The Gazelle of Joppa

In the ninth chapter of the book of Acts we have a record of Peter journeying among the church in Judea. (Acts 9:32) While he is strengthening the brethren at Lydda he receives word that a dear sister in Joppa has died. This beloved sister appears in scripture for a mere seven verses (Acts 9:36-43), and yet her Christ-like life shines forth. In these seven verses, we cannot learn much detail about Tabitha1, but what we have tells us much about her Christianity. She was so beloved by the brethren that after caring for her body they sent two men to Peter, who was in Lydda, so that Peter might come quickly and bring her back to life. 

In verse thirty-six we are told, “She was full of good works and acts of charity.” When Peter arrives, he is greeted with evidence of her good deeds. “All the widows stood beside him weeping and showing tunics and other garments that Dorcas made while she was with them” (Acts 9:39, ESV). Her life had a profound impact on everyone around her so much so that it enabled the miracle of the Lord, in raising her from the dead, to have an even greater impact on the community. “And it became known throughout all Joppa, and many believed in the Lord” (Acts 9:42). Just like Tabitha, the way we live our lives, and the way we treat our brethren, is the loudest proclamation of the Gospel we can make.

Jesus says in Matthew 5:14-16 

Ye are the salt of the earth: but if the salt have lost his savour, wherewith shall it be salted? it is thenceforth good for nothing, but to be cast out, and to be trodden under foot of men. Ye are the light of the world. A city that is set on an hill cannot be hid. Neither do men light a candle, and put it under a bushel, but on a candlestick; and it giveth light unto all that are in the house. Let your light so shine before men, that they may see your good works, and glorify your Father which is in heaven.
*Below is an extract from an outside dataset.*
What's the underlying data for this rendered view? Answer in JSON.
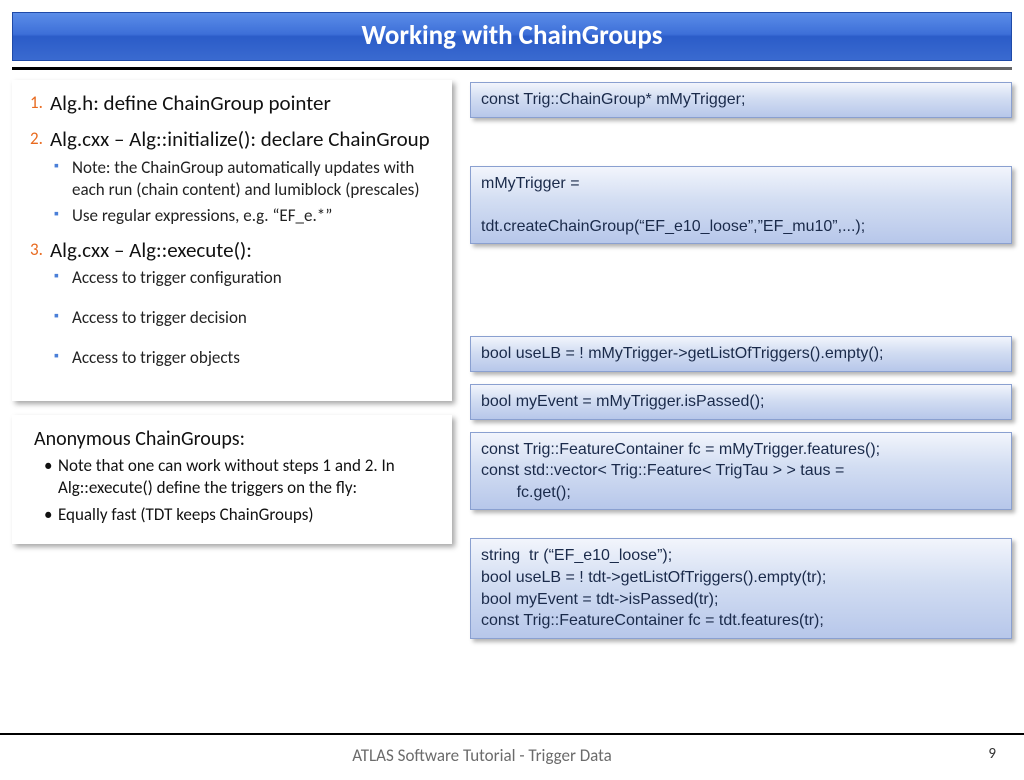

Jesus makes it clear that his followers will be visible in the world. Jesus tells us that if we are true followers we will stand out, like “a city that is set on a hill.” I don’t think Jesus is calling us to make extravagant gestures or professions of faith to draw attention to ourselves, but rather, if we live our lives for Him we will stand out and his light will shine forth though us. Living a life for Jesus means we will not be able to blend in with the world. We will be different. There is an additional point which Jesus makes here that we should examine: What if we do not shine forth? What if we try to blend in? Jesus tells us we are worthless, like salt without savor and a candle hidden under a basket. 

Peter in 1 Peter 2:9-12 makes a similar point. He describes us as “sojourners and exiles” (verse 11) in the world. He evokes the idea of being a stranger in a strange land. How can you tell that some people come from a different place in the world? Isn’t it apparent in the way that they speak, the clothes they may wear, the food that they eat or prefer, or even the lost and lonely look in their eyes as they try to adjust to a new place? Peter is telling us that in this same way we are to be set apart from the world. People should look at us and think, “You aren’t from around here are you?” And we are not, for our kingdom is not from this world! We are to be strangers so that we can “proclaim the excellencies of him who called you out of darkness into his marvelous light” (verse 9). In a world that largely reviles the gospel and blasphemes the name of Jesus, we can, like Tabitha, through our good works, “which they shall behold” (verse 12) still proclaim the Lord. Paul echoes this sentiment in Philippians 2:14-16, saying that if we walk uprightly as children of God while holding fast to the word that we will “shine as lights” in the midst of a crooked and perverse generation. Paul writes in the book of Ephesians 5:6–16 that we should “walk as children of light (for the fruit of light is found in all that is good and right and true).”  Our lives should be a beacon for those looking for the Lord.

Personal evangelism may be the strongest avenue by which we can influence our friends and neighbors to come to the Lord. In a world filled with darkness, that has been conditioned to ridicule the Lord, people still respond to love. Tabitha gave herself in service and love, and the result was that many came to the Lord. She left a lasting impression on all of those around her and we must do the same. We must be like Tabitha and express our love for the Lord and our neighbors in all that we do. When we do this, we will shine forth as a city that is set on a hill and those around us will “glorify your Father which is in heaven.” 


1. Strong’s, G5000 Tabitha = “female gazelle”